§ **Description of the task**:
Each line of the listing where "time" appears should be reported.

=== Material for the task ===

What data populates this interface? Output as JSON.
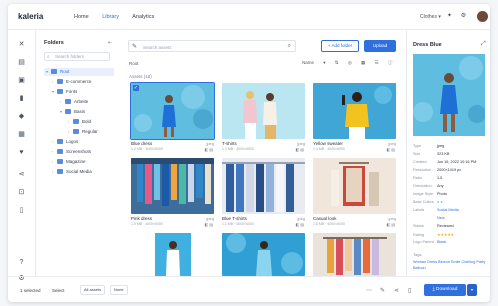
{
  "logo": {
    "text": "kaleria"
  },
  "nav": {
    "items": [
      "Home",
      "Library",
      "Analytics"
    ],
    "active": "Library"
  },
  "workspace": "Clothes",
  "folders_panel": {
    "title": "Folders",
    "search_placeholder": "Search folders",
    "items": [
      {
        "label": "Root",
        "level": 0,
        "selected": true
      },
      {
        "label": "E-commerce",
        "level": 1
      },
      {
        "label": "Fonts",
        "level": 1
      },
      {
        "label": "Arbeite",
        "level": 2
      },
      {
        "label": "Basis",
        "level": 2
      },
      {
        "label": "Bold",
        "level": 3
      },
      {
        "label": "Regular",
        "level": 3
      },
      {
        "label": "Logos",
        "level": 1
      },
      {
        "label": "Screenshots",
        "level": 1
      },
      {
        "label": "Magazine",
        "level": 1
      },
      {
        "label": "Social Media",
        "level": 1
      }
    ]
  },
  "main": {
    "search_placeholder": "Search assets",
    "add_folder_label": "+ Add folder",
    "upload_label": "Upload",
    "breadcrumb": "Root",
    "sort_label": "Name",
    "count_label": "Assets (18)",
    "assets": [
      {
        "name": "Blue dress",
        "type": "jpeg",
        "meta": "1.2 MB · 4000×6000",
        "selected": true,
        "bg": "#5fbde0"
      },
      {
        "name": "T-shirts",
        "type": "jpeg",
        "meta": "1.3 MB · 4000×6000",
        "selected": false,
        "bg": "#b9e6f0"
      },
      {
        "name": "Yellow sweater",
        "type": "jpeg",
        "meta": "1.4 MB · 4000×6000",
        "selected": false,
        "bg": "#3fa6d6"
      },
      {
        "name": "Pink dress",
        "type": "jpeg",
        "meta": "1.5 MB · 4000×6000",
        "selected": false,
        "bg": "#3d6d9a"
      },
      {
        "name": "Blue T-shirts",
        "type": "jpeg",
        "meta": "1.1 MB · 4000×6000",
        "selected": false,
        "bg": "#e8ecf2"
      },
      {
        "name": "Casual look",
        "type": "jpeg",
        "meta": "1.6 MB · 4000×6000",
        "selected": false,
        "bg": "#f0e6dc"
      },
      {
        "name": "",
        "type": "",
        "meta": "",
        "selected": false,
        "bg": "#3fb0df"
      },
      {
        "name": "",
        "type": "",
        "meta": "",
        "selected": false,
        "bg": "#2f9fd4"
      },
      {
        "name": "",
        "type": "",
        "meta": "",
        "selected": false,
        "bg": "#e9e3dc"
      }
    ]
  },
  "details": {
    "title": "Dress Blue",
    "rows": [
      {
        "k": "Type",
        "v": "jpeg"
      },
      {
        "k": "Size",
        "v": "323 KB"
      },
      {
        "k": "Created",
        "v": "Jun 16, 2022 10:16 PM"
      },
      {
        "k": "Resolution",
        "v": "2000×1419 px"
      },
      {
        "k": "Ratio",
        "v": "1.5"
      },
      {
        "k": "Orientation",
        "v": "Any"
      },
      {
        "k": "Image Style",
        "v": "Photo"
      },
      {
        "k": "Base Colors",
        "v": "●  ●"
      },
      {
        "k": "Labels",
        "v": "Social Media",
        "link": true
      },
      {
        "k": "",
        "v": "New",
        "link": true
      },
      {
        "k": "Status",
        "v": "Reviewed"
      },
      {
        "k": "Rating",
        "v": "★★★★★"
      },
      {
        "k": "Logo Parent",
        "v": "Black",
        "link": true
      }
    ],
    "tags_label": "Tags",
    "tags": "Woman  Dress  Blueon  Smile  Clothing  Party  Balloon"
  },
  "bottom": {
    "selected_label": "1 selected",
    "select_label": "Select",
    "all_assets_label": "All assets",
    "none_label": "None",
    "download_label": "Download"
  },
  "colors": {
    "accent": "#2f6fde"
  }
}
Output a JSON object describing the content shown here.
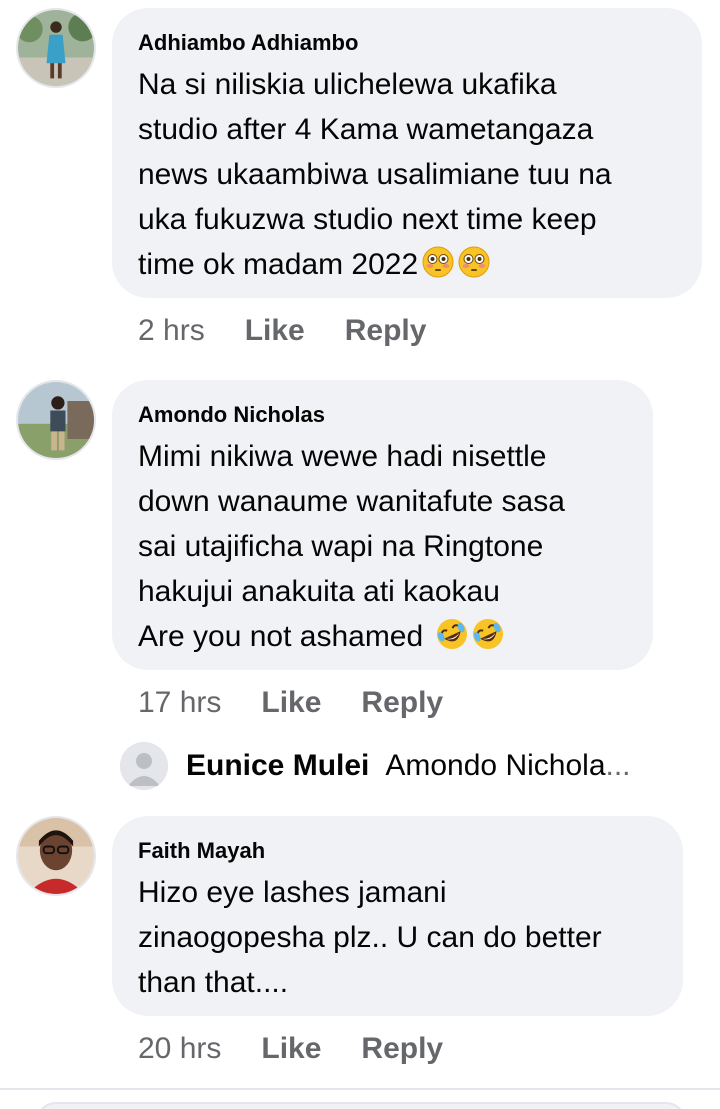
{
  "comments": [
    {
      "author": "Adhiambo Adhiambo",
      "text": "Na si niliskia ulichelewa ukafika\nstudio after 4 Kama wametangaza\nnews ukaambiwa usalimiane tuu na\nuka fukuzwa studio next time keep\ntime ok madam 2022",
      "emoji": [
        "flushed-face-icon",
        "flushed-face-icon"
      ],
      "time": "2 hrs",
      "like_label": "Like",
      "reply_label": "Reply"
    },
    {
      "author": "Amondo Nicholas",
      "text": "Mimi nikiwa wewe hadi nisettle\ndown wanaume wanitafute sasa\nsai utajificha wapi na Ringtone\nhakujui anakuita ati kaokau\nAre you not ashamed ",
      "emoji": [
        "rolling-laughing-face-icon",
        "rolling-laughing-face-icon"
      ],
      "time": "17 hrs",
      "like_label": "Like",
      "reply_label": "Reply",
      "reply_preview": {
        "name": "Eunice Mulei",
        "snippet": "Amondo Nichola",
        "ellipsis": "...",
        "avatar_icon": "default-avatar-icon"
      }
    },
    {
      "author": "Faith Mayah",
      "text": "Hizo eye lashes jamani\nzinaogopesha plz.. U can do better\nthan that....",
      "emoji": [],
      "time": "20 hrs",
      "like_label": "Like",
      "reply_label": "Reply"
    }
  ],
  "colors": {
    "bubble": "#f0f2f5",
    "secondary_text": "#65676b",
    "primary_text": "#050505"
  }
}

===

§ **Finished exercise**:
      "text": "Na si niliskia ulichelewa ukafika\nstudio after 4 Kama wametangaza\nnews ukaambiwa usalimiane tuu na\nuka fukuzwa studio next time keep\ntime ok madam 2022",
      "time": "2 hrs",
      "time": "17 hrs",
      "time": "20 hrs",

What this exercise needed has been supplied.